"Can I easily add subtitles to my video? Do I need to transcribe it? Can I add different languages? What are the time and cost implications?”
What are the benefits?
Arguably the most important benefit is enhanced accessibility. You will open up your video to viewers who are deaf or hard of hearing. Over 5% of the world’s population has a disabling hearing loss, so subtitles can make your video better accessible to more than 360 million people.
Non-English subtitles can also effectively make your video accessible to a global audience. In a world of 7.5 billion people, only 2 billion people speak English!
Another benefit is for Search Engine Optimisation (SEO) purposes. At the time of writing (March 2020) search engines can’t watch your video but they can crawl your subtitle file. Search engines use the data in the subtitle file to rank your video, helping it to appear in relevant searches.

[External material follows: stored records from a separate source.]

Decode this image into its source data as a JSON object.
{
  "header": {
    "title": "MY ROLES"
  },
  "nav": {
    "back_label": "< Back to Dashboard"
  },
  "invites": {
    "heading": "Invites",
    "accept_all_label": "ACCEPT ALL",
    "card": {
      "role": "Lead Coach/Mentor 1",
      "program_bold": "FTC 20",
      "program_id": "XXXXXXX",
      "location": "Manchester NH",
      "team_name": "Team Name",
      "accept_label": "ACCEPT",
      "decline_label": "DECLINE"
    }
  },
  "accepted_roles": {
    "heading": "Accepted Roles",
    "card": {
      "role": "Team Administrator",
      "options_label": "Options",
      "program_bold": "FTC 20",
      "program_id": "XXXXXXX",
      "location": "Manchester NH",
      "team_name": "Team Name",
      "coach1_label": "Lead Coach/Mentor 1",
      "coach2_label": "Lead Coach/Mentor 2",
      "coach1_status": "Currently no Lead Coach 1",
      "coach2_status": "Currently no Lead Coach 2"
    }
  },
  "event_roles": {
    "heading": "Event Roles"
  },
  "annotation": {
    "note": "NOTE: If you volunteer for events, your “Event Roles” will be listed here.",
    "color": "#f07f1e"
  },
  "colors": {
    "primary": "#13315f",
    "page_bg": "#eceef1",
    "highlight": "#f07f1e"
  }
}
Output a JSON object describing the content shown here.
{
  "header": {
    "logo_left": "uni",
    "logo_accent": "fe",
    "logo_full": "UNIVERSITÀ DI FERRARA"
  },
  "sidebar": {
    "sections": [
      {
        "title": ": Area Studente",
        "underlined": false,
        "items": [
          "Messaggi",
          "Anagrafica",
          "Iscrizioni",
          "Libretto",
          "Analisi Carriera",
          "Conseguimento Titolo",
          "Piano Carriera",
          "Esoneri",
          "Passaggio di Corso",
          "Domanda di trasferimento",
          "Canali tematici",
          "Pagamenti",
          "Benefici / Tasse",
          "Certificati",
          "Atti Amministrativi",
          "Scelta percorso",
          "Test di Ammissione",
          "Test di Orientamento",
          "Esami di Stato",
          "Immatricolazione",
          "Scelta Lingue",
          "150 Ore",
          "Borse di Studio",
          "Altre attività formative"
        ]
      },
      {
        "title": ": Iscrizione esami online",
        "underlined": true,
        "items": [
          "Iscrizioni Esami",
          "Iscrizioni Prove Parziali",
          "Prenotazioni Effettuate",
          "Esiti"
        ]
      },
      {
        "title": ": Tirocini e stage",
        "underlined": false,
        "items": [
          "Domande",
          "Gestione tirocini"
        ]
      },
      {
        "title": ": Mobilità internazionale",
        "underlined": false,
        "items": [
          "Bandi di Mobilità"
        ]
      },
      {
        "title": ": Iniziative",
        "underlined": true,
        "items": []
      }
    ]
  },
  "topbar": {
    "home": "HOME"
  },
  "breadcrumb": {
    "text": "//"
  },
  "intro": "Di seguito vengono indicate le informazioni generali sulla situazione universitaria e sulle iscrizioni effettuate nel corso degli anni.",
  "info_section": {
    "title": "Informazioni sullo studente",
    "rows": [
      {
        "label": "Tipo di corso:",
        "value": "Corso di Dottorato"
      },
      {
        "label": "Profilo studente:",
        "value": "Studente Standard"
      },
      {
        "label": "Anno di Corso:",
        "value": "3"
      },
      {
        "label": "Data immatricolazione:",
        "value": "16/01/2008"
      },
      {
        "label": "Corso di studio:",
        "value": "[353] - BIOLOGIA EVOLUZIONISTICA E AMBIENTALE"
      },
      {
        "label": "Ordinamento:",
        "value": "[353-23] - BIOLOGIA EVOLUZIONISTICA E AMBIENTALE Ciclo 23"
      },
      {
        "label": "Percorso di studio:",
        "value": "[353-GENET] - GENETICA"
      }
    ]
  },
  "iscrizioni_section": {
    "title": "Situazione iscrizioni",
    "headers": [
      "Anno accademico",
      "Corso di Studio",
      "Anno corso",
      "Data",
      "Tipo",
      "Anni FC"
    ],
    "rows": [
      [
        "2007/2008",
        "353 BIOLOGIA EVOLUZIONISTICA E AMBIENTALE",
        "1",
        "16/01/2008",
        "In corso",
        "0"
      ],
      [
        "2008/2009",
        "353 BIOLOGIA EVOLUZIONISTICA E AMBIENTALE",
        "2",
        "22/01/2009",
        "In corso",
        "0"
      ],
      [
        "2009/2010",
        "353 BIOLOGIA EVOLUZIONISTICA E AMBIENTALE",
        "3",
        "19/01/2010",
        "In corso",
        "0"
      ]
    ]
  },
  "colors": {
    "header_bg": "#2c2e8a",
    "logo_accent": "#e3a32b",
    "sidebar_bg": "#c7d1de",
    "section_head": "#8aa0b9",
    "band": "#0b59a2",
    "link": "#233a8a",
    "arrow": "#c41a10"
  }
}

Finally, subtitles or captions are often used on social media videos, as content creators understand that most viewers won’t hear the audio until they click to engage with the video. Did you know that 85% of video on Facebook is watched without sound?
No question, subtitles and captions can be hugely beneficial – so how can you utilise them? And, before we go any further, what are the differences between subtitles and closed captions?
Subtitles are a text alternative for the dialogue/narration.
Captions are text alternative for the dialogue/narration AND other relevant parts of the soundtrack such as noises or audio cues.
Subtitles assume that the viewer can hear, and are typically used in movies when a foreign language is being spoken.
Captions assume that the viewer is hard of hearing in some way, and include written descriptions of other important sounds, e.g. [MUSIC PLAYS] or [CAR HORN SOUNDS].
Who your audience is tends to dictate as to whether your video needs subtitles or captions.
How do they work?
Subtitles and captions are added to video platforms such as YouTube and Vimeo in a side-car fashion – in other words you upload your video file plus a separate subtitle file.
The subtitle files are a basic text file with all of the transcribed lines of dialogue, dictation and/or translation and their respective time-stamped information which tells the software when to show it, like this:
00:03:24 –> 00:03:35
Relates to dialogue that will appear on screen between 3 mins 24 secs and 3 mins 35 secs.
The video platform reads these files and displays them as subtitles on screen. NB: Frustratingly, there isn’t one universal file type for subtitle files. The most common are .sbv .srt & .sub… but there are lots more!
Closed captions can be toggled on and off as required and multiple languages can be selected, depending on the options the subtitle file author has included.
Browsers store users preferences, so typically someone who is hard of hearing will have subtitles or closed captions activated automatically. Similarly, a non-English speaker will likely have subtitles turned on by default for English-language videos. This is why closed captions are usually the best choice, as one video can carry multiple language options, making it accessible to the widest possible audience.
How can I add subtitles or captions to my video?
At an early stage of our project-scoping discussions we will discuss subtitles and captions with you, looking at your target audience and the platform(s) where the video will be hosted.
Some video platforms have their own subtitling tools which allow uploaders to manually create and edit subtitle files. They’re relatively easy to use and free, and some clients are quite happy to jump in and have a go themselves.
We offer a fully-managed service, starting with transcription and/or translation, then creating & testing the subtitle or caption files to ensure smooth performance and the widest possible audience for your video. Costs for these services are relatively low, and based on the potential benefits are well worth considering.